> [DIRECTIONS FOR THIS TASK]: Your reply is to be the lines below, exactly as written, with images omitted.

[[ SOURCE DATA, beginning ]]

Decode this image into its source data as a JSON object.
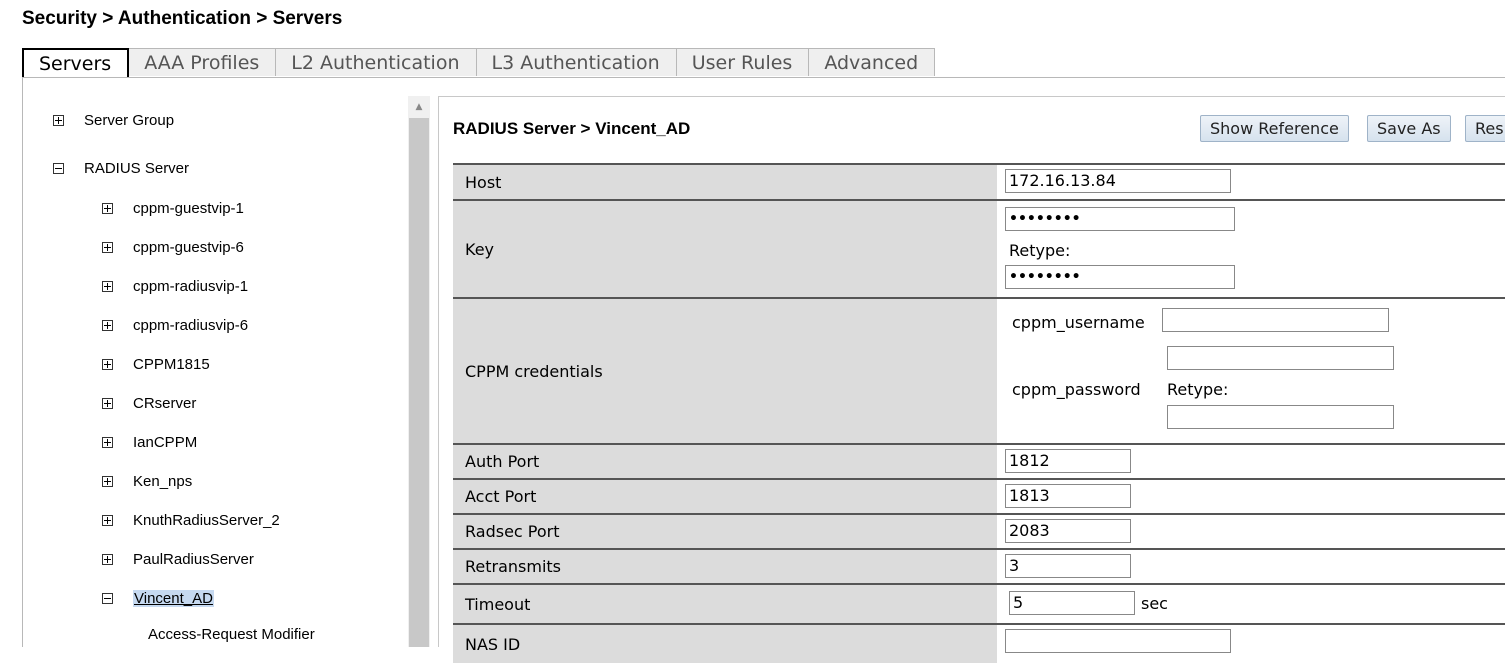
{
  "breadcrumb": "Security > Authentication > Servers",
  "tabs": [
    "Servers",
    "AAA Profiles",
    "L2 Authentication",
    "L3 Authentication",
    "User Rules",
    "Advanced"
  ],
  "tree": {
    "server_group": "Server Group",
    "radius_server": "RADIUS Server",
    "items": [
      "cppm-guestvip-1",
      "cppm-guestvip-6",
      "cppm-radiusvip-1",
      "cppm-radiusvip-6",
      "CPPM1815",
      "CRserver",
      "IanCPPM",
      "Ken_nps",
      "KnuthRadiusServer_2",
      "PaulRadiusServer"
    ],
    "selected": "Vincent_AD",
    "child": "Access-Request Modifier"
  },
  "panel": {
    "title": "RADIUS Server > Vincent_AD",
    "buttons": {
      "show_reference": "Show Reference",
      "save_as": "Save As",
      "reset": "Res"
    }
  },
  "form": {
    "host": {
      "label": "Host",
      "value": "172.16.13.84"
    },
    "key": {
      "label": "Key",
      "value": "••••••••",
      "retype_label": "Retype:",
      "retype_value": "••••••••"
    },
    "cppm": {
      "label": "CPPM credentials",
      "username_label": "cppm_username",
      "username_value": "",
      "password_label": "cppm_password",
      "password_value": "",
      "retype_label": "Retype:",
      "retype_value": ""
    },
    "auth_port": {
      "label": "Auth Port",
      "value": "1812"
    },
    "acct_port": {
      "label": "Acct Port",
      "value": "1813"
    },
    "radsec_port": {
      "label": "Radsec Port",
      "value": "2083"
    },
    "retransmits": {
      "label": "Retransmits",
      "value": "3"
    },
    "timeout": {
      "label": "Timeout",
      "value": "5",
      "unit": "sec"
    },
    "nas_id": {
      "label": "NAS ID",
      "value": ""
    }
  }
}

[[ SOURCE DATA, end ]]

> [ANSWER BELOW]:
Decode this image into its source data as a JSON object.
{
  "breadcrumb": "Security > Authentication > Servers",
  "tabs": [
    "Servers",
    "AAA Profiles",
    "L2 Authentication",
    "L3 Authentication",
    "User Rules",
    "Advanced"
  ],
  "tree": {
    "server_group": "Server Group",
    "radius_server": "RADIUS Server",
    "items": [
      "cppm-guestvip-1",
      "cppm-guestvip-6",
      "cppm-radiusvip-1",
      "cppm-radiusvip-6",
      "CPPM1815",
      "CRserver",
      "IanCPPM",
      "Ken_nps",
      "KnuthRadiusServer_2",
      "PaulRadiusServer"
    ],
    "selected": "Vincent_AD",
    "child": "Access-Request Modifier"
  },
  "panel": {
    "title": "RADIUS Server > Vincent_AD",
    "buttons": {
      "show_reference": "Show Reference",
      "save_as": "Save As",
      "reset": "Res"
    }
  },
  "form": {
    "host": {
      "label": "Host",
      "value": "172.16.13.84"
    },
    "key": {
      "label": "Key",
      "value": "••••••••",
      "retype_label": "Retype:",
      "retype_value": "••••••••"
    },
    "cppm": {
      "label": "CPPM credentials",
      "username_label": "cppm_username",
      "username_value": "",
      "password_label": "cppm_password",
      "password_value": "",
      "retype_label": "Retype:",
      "retype_value": ""
    },
    "auth_port": {
      "label": "Auth Port",
      "value": "1812"
    },
    "acct_port": {
      "label": "Acct Port",
      "value": "1813"
    },
    "radsec_port": {
      "label": "Radsec Port",
      "value": "2083"
    },
    "retransmits": {
      "label": "Retransmits",
      "value": "3"
    },
    "timeout": {
      "label": "Timeout",
      "value": "5",
      "unit": "sec"
    },
    "nas_id": {
      "label": "NAS ID",
      "value": ""
    }
  }
}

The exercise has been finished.